Romney's high profile has spawned more interfaith conversations and more accurate reporting on the church, LDS writer Jana Riess said from the battleground state of Ohio.

"Non-Mormons in Cincinnati sometimes seem surprised to learn that there are Mormons right here in our city (and have been since the 19th century)," Riess wrote in an email. "They ask where our buildings are and want to know why they haven't heard of us before. Mormons have been featured more prominently (and I would say more positively) in the news here in Ohio than I have seen in the past."

A side benefit, she said, is that outsiders have discovered Mormonism is not monolithic.

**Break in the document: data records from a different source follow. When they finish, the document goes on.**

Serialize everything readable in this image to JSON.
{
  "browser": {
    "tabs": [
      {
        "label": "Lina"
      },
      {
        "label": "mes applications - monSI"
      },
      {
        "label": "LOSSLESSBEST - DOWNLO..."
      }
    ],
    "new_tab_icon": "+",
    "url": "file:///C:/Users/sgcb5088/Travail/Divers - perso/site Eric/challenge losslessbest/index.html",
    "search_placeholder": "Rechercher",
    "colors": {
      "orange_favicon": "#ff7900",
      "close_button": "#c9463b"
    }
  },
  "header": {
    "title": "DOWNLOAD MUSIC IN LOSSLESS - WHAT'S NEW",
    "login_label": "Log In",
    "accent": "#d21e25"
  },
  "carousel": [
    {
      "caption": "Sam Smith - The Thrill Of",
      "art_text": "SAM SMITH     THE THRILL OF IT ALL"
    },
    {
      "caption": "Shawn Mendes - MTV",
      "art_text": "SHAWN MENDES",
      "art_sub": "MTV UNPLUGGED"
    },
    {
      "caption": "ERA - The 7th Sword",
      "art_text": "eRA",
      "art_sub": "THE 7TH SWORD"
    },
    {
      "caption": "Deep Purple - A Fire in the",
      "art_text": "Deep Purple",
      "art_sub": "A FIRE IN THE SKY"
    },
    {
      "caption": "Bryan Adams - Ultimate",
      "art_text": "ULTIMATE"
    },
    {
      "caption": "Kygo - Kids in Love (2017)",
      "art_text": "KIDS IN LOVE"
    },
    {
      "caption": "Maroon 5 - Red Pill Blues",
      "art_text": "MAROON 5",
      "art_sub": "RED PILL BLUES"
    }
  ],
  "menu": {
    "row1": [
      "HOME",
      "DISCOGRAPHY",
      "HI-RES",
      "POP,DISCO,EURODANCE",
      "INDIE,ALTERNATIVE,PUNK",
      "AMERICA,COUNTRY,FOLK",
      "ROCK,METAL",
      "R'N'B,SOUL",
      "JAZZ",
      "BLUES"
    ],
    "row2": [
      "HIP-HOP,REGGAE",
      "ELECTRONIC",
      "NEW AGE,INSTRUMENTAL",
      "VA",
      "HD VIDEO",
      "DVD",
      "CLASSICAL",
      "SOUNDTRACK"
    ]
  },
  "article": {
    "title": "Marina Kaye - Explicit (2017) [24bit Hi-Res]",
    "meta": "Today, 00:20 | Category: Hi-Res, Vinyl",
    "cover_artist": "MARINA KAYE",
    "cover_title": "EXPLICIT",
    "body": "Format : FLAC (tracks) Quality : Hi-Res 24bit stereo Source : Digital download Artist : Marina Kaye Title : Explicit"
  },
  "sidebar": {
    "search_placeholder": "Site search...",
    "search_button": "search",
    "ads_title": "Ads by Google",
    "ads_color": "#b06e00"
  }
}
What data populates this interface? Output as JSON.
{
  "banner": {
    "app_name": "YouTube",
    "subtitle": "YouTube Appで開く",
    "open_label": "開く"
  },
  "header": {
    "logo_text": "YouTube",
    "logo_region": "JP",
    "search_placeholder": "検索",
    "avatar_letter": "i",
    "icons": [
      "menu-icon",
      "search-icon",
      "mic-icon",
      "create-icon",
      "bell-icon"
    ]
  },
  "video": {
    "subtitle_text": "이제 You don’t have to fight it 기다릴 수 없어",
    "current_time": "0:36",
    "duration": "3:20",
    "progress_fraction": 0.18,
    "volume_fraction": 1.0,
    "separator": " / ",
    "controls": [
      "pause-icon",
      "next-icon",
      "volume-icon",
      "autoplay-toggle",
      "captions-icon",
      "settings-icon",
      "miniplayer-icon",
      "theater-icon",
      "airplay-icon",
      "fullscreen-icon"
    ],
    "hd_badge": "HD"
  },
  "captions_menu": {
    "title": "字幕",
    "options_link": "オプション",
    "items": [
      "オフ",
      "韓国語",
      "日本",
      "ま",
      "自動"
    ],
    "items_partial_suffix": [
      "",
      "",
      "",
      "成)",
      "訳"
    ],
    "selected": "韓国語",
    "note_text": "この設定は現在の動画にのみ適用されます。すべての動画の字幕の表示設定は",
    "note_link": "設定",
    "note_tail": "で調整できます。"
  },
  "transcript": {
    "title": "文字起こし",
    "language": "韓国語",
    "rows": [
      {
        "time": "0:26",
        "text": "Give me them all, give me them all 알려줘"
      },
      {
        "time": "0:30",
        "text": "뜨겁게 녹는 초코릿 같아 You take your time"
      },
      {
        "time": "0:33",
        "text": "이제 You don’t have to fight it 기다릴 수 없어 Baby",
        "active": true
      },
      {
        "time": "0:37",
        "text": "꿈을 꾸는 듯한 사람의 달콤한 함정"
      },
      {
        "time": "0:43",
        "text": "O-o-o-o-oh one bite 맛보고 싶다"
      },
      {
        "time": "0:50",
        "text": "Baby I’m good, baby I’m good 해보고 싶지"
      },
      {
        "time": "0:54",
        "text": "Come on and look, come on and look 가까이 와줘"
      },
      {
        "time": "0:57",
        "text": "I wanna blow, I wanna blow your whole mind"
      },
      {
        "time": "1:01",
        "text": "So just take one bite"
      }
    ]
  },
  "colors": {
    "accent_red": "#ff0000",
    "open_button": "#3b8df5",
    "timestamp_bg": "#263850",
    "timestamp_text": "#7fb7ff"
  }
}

"It was politically ugly to have Mitt Romney and fellow Mormon Harry Reid [a Democrat] throwing accusations at each other in the campaign, but in the long run I think it sends a good message to America," said Riess, on record as an Obama backer. "People can be orthodox, active Latter-day Saints and have very different views on politics."


After the voting • Kristine Haglund, editor of Dialogue: A Journal of Mormon Thought, sees such publicity as helping Mormonism as it grows in the 21st century.

"The fact that diversity, in forms like 'Mormons for Obama,' Mormons marching in pride parades and a liberal feminist Mormon appearing on the 'Daily Show' has, on the whole, been positive for the church's image," Haglund said, "and may make it a little easier for those used to central control and monolithic messaging to allow that adaptation to move forward."

The longer term benefit for the LDS Church may be the news media's increased interest, said David Campbell, an LDS political scientist at the University of Notre Dame.

"A lot of reporters have had a lot of conversations with Mormons and learned a lot about Mormonism that they would not otherwise have learned," Campbell said. "I suspect we will see a lot more coverage going forward and, for the most part, it will be positive."

Joanna Brooks, a Mormon writer and scholar in San Diego, isn't sure Romney's campaign has had any effect at all.

In the past few months, Brooks has given lectures across the country and still finds an astonishing amount of misinformation about Romney's church. She routinely asks audience members basic questions about how many Mormons there are and whether they celebrate Easter. Few know.

"Romney's reluctance to talk about his faith has fostered disinterest in his listeners," Brooks said. "We are not moving the needle any on public interest in Mormonism."

That may change after Election Day if there's a President Romney.